[Start of section]
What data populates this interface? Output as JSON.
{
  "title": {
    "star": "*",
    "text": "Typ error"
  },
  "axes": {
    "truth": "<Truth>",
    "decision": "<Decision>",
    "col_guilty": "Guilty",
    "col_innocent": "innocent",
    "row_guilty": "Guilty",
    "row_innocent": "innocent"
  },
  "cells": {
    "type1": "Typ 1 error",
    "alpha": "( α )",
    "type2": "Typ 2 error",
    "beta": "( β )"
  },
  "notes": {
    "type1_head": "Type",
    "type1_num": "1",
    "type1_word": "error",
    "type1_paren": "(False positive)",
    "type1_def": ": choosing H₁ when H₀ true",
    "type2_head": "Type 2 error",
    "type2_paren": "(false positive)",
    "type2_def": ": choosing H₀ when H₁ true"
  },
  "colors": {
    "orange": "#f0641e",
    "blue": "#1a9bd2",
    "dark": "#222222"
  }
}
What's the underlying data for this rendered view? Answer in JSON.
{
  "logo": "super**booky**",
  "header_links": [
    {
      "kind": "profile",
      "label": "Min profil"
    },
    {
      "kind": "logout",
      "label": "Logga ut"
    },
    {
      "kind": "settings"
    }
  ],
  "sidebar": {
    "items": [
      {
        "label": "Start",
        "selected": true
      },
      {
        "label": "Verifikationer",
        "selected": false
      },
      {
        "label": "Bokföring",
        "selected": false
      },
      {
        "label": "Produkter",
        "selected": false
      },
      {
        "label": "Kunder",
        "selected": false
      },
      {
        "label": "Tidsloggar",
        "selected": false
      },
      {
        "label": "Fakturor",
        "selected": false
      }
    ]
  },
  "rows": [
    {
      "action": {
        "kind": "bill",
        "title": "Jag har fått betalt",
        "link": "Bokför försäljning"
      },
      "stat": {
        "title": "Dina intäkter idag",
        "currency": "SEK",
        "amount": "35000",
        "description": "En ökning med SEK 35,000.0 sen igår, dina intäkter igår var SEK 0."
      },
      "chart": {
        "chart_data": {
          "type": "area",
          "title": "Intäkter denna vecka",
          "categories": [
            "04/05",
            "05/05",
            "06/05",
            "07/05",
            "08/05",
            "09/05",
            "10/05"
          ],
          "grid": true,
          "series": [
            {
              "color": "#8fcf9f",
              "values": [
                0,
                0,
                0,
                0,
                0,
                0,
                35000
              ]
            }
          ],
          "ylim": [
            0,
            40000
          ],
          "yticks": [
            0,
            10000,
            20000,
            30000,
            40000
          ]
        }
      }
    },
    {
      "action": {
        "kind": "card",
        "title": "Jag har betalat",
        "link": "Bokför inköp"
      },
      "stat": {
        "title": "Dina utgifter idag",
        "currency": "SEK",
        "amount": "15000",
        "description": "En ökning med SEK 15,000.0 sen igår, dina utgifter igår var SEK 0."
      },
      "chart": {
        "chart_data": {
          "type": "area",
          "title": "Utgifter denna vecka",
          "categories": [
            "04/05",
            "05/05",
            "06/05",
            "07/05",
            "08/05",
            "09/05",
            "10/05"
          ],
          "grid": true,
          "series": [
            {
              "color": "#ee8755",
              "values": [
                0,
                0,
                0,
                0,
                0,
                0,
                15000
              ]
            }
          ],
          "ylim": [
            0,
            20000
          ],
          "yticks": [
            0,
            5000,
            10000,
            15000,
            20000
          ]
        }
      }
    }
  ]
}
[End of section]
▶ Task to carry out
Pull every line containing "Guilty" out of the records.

▶ Your response
    "col_guilty": "Guilty",
    "row_guilty": "Guilty",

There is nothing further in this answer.